On New Year’s Day, former vice presidential candidate Sarah Palin posted a photo on social media of her son, Trig, standing on the back of their black Labrador, and writing, in part, "May 2015 see every stumbling block turned into a stepping stone on the path forward.” The dog, Jill Hadassah, joined the family in August after she was trained to be a buddy for Trig, 6, who has Down Syndrome. While many fans liked the photo, there was a backlash from animal lovers and PETA. "It's odd that anyone — let alone a mother — would find it appropriate to post such a thing, with no apparent sympathy for the dog in the photo," said PETA President Ingrid Newkirk in a statement to Politico. Palin then lashed out at PETA, saying, “Chill. At least Trig didn’t eat the dog,” in reference to President Obama’s admission in his book “Dreams From My Father” that he ate dog meat as a child in Indonesia. "PETA simply believes that people shouldn't step on dogs, and judging by the reaction that we've seen to Sarah Palin's Instagram photo, we're far from alone in that belief,” Newkirk told AL.com. — Read it at Alabama’s AL.com
On their way to a restaurant in Scottsdale, Arizona, Friday, A.J. Michaels and Susan Simpson’s vehicle hit a small animal at 40 mph. They didn’t see anything, but after they parked, Michaels found a wild bobcat stuck in the grill of his Mazda sedan. They heard it moving around and called the police, who turned to the Arizona Game and Fish Department for help. The bobcat appeared uninjured and officials took it to a rehabilitation center for an evaluation. If the animal, who was nicknamed Bobbi, is healthy, it will be released back into the wild, outside of the city limits. — Read it at The Arizona Republic

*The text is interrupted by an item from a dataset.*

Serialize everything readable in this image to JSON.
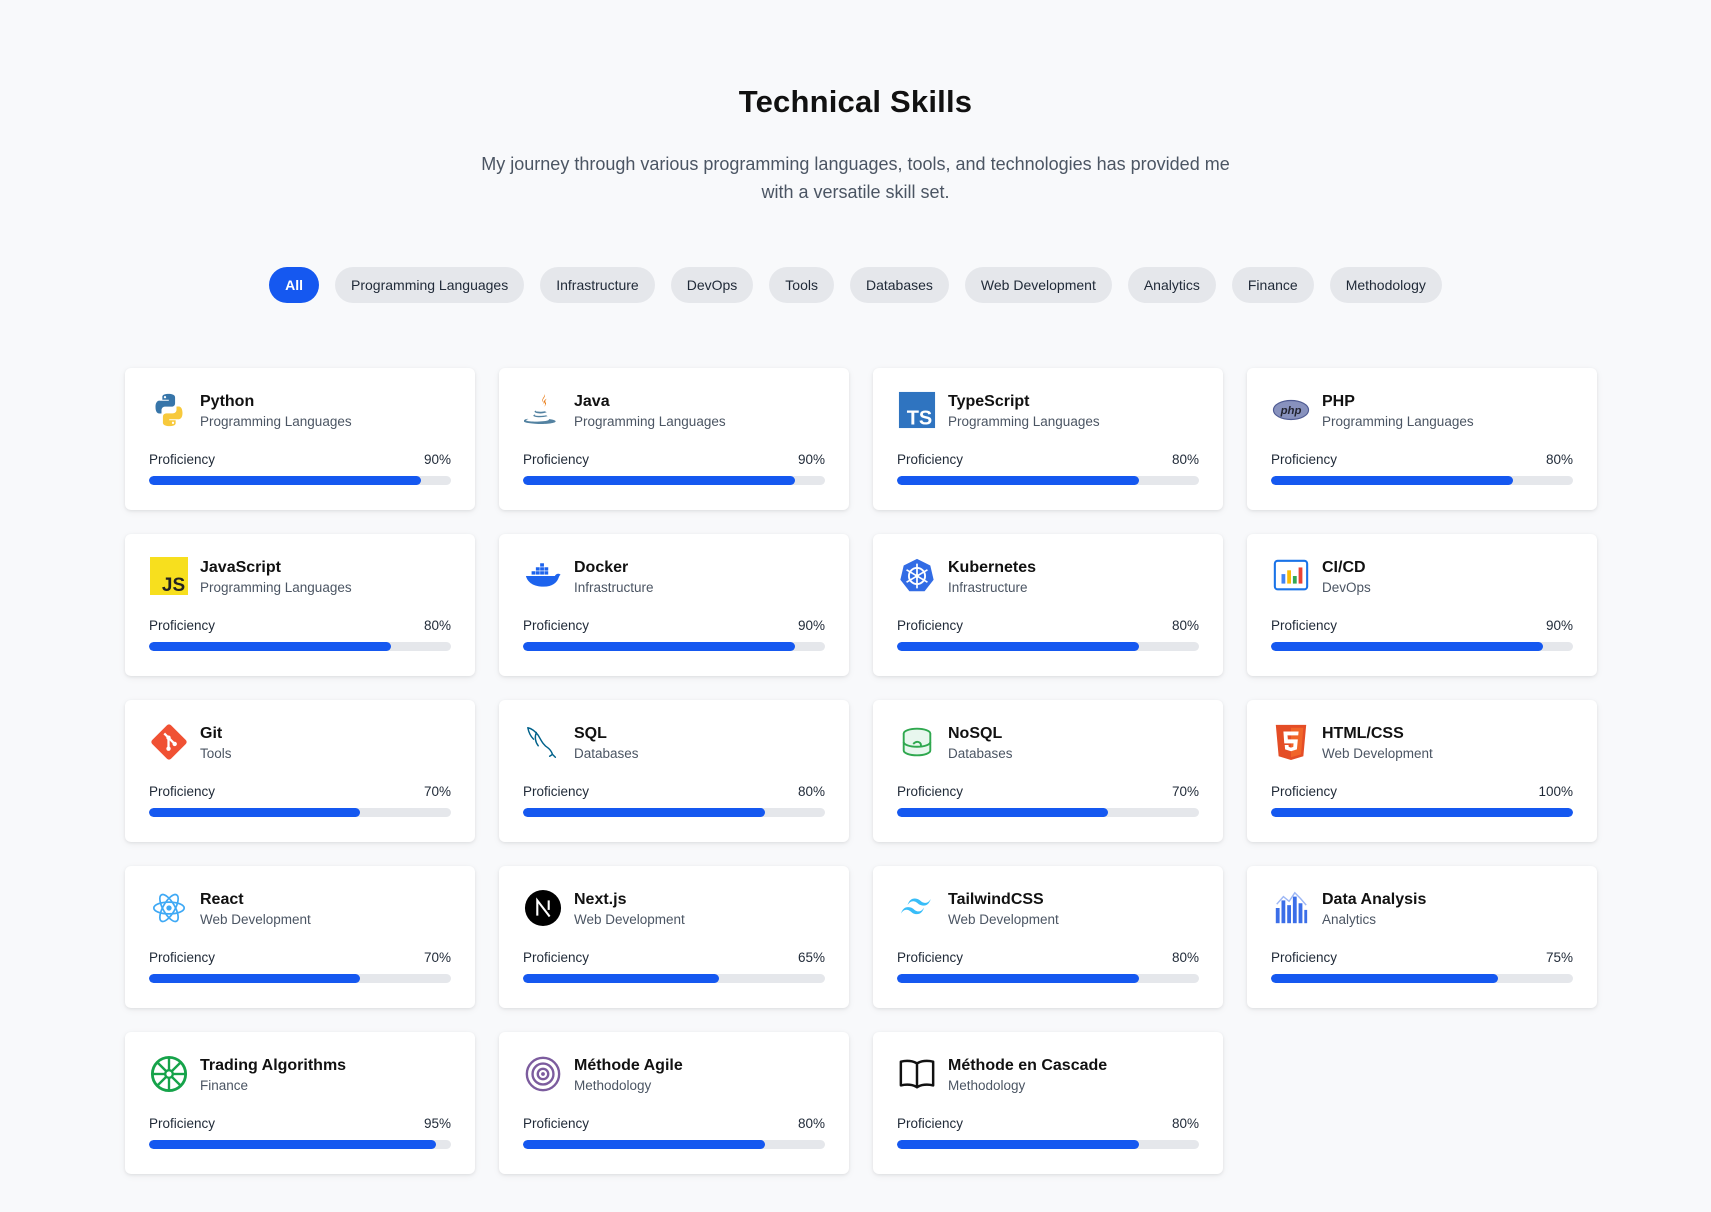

Like this article? Have a point of view to share? Let us know!
Take our breed quiz to find your next pet.
Bartonella is a type bacteria that can be transmitted to cats, dogs and humans from exposure to infected fleas and…
Want to give your pup yummy, low-calorie treats? We’ve got the skinny on which foods are OK to feed him.
Not sure about food puzzles? Our veterinarian reveals why the payoff for your pet is well worth any extra work.
With these simple dental care tips, you can help keep your canine’s adorable smile shiny and healthy for life.
The friendly and inquisitive LaPerm has an easy-care coat that comes in a variety of colors and patterns.
Check out our collection of more than 250 videos about pet training, animal behavior, dog and cat breeds and more.
Wonder which dog or cat best fits your lifestyle? Our new tool will narrow down more than 300 breeds for you.
If the video doesn't start playing momentarily,
please install the latest version of Flash.
Thank you for subscribing.